## To do
Filter the entries that follow, copying every line in which the word "views" appears.

## Interface dataset entries
■ ■ ■

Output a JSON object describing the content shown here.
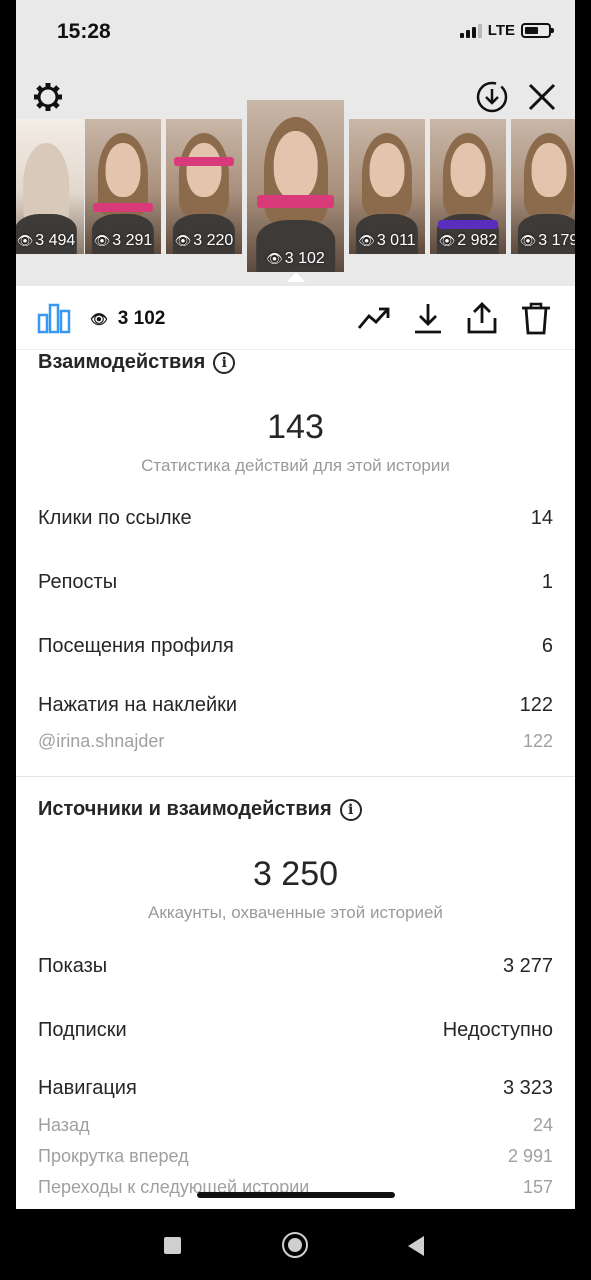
{
  "status_bar": {
    "time": "15:28",
    "network": "LTE"
  },
  "stories": [
    {
      "views": "3 494"
    },
    {
      "views": "3 291"
    },
    {
      "views": "3 220"
    },
    {
      "views": "3 102",
      "current": true
    },
    {
      "views": "3 011"
    },
    {
      "views": "2 982"
    },
    {
      "views": "3 179"
    }
  ],
  "toolbar": {
    "views": "3 102"
  },
  "interactions": {
    "title": "Взаимодействия",
    "total": "143",
    "subtitle": "Статистика действий для этой истории",
    "rows": [
      {
        "label": "Клики по ссылке",
        "value": "14"
      },
      {
        "label": "Репосты",
        "value": "1"
      },
      {
        "label": "Посещения профиля",
        "value": "6"
      },
      {
        "label": "Нажатия на наклейки",
        "value": "122"
      }
    ],
    "sticker_row": {
      "label": "@irina.shnajder",
      "value": "122"
    }
  },
  "discovery": {
    "title": "Источники и взаимодействия",
    "total": "3 250",
    "subtitle": "Аккаунты, охваченные этой историей",
    "rows": [
      {
        "label": "Показы",
        "value": "3 277"
      },
      {
        "label": "Подписки",
        "value": "Недоступно"
      },
      {
        "label": "Навигация",
        "value": "3 323"
      }
    ],
    "nav_rows": [
      {
        "label": "Назад",
        "value": "24"
      },
      {
        "label": "Прокрутка вперед",
        "value": "2 991"
      },
      {
        "label": "Переходы к следующей истории",
        "value": "157"
      }
    ]
  },
  "icons": [
    "settings-icon",
    "download-circle-icon",
    "close-icon",
    "insights-icon",
    "eye-icon",
    "trend-icon",
    "download-icon",
    "share-icon",
    "trash-icon"
  ]
}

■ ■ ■

## Answer section
      "views": "3 494"
      "views": "3 291"
      "views": "3 220"
      "views": "3 102",
      "views": "3 011"
      "views": "2 982"
      "views": "3 179"
    "views": "3 102"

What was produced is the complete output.